§ Work request: Scan the entries below for the word "Ultimate". Copy each line that has it.

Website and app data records
━━━

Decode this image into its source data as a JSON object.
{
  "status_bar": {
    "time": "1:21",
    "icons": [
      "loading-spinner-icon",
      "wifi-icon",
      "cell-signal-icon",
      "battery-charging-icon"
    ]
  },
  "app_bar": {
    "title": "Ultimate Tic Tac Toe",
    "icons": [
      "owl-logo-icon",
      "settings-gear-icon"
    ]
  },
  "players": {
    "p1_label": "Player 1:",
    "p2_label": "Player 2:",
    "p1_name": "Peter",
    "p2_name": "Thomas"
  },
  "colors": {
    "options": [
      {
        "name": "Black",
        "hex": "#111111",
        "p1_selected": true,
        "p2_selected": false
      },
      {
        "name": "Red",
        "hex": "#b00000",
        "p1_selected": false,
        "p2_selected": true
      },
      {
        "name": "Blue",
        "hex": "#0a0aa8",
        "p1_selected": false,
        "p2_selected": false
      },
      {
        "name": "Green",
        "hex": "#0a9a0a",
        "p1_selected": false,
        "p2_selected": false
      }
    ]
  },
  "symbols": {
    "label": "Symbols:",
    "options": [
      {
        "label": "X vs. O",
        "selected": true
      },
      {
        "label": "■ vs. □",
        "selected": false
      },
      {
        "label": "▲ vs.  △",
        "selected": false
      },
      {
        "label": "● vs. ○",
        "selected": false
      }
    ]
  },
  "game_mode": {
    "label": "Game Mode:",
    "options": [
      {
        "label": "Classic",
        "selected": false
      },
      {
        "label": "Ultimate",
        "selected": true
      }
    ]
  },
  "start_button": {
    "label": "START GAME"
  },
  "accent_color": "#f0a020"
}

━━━

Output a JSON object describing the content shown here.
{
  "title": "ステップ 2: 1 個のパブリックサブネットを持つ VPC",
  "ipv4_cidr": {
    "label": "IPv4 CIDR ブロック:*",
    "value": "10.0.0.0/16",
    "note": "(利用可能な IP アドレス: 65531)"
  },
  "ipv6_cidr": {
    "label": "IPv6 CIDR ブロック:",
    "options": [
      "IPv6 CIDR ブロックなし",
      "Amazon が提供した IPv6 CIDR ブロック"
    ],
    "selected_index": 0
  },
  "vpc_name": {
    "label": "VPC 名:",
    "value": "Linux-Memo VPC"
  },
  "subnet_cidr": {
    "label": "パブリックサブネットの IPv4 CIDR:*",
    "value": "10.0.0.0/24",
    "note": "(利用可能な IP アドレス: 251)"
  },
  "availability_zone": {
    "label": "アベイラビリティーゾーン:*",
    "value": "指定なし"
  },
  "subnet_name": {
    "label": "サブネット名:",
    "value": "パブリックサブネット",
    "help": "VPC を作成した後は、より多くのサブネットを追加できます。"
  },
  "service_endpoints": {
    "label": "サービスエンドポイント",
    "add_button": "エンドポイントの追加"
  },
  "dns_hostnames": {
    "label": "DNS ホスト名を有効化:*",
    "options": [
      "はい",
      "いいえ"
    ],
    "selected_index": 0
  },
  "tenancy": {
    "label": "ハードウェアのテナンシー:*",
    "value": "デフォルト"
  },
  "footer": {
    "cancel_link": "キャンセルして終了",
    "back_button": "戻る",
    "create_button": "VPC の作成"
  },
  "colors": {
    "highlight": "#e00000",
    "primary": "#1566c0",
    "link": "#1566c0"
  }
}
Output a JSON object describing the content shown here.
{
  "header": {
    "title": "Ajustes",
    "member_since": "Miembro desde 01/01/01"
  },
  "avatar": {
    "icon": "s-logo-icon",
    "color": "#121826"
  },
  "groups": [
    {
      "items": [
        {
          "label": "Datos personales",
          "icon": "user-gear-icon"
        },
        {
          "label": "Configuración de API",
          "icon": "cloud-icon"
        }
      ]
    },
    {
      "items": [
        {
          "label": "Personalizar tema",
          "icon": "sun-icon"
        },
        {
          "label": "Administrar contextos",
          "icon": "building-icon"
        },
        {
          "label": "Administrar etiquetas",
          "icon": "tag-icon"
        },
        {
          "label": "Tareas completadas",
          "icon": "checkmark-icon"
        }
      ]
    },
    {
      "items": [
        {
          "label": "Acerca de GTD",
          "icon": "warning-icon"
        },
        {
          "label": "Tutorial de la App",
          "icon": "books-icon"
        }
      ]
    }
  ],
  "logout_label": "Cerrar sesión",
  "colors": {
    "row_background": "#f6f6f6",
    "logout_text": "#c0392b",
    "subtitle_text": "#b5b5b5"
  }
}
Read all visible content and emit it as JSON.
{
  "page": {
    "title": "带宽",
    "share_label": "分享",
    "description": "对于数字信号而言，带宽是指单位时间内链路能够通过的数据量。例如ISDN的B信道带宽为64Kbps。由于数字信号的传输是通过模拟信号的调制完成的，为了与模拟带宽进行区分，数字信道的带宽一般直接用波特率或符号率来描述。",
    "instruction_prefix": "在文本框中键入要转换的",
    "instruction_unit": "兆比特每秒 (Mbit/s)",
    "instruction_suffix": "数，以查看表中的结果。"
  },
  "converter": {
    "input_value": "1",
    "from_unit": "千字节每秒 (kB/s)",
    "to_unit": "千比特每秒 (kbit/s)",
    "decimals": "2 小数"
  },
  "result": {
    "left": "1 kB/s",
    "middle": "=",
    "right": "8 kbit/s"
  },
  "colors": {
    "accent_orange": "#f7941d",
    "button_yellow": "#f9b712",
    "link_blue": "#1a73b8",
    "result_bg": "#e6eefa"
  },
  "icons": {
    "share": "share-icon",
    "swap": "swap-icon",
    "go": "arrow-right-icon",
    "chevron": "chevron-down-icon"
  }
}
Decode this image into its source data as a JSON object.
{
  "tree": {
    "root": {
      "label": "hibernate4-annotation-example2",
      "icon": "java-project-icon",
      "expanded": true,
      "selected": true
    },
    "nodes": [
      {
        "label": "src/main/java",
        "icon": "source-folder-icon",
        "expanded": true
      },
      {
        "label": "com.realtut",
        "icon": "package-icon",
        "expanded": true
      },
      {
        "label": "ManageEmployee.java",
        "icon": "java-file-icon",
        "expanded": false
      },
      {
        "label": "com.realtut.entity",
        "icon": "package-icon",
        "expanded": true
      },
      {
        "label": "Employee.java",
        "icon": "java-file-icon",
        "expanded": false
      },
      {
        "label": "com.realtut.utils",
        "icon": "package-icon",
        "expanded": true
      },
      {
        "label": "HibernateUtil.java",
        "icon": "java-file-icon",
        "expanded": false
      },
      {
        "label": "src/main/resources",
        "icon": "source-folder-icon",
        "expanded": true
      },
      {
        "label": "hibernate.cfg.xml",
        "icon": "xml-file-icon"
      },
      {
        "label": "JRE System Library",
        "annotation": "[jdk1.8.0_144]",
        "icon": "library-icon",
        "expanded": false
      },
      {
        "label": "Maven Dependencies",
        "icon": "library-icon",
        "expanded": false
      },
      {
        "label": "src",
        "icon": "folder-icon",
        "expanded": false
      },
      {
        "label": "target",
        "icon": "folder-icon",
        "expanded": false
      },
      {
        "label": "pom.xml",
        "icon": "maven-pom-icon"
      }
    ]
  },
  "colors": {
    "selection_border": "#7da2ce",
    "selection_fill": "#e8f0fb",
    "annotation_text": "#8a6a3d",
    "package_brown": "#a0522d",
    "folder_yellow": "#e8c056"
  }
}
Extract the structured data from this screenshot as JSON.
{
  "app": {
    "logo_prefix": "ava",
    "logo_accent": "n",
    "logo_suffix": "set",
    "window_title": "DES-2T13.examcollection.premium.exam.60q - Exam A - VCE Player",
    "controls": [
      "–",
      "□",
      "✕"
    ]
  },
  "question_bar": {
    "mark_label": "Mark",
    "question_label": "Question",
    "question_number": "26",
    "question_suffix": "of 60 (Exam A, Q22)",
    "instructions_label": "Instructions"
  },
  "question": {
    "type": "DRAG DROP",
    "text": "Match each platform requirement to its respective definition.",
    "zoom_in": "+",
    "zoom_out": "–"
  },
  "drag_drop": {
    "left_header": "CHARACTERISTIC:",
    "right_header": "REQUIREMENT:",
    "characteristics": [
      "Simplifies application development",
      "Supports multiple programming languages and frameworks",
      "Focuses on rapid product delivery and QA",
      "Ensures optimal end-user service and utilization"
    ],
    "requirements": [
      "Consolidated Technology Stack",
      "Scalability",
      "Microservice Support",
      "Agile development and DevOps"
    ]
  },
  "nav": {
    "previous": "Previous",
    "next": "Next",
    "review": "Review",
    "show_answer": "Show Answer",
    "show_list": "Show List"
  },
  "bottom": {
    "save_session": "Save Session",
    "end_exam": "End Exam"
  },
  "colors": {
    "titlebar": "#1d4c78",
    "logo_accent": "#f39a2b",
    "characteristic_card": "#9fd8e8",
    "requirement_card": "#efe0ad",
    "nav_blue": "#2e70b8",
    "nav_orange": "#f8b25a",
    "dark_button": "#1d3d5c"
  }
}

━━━

§ Solution:
    "title": "Ultimate Tic Tac Toe",
        "label": "Ultimate",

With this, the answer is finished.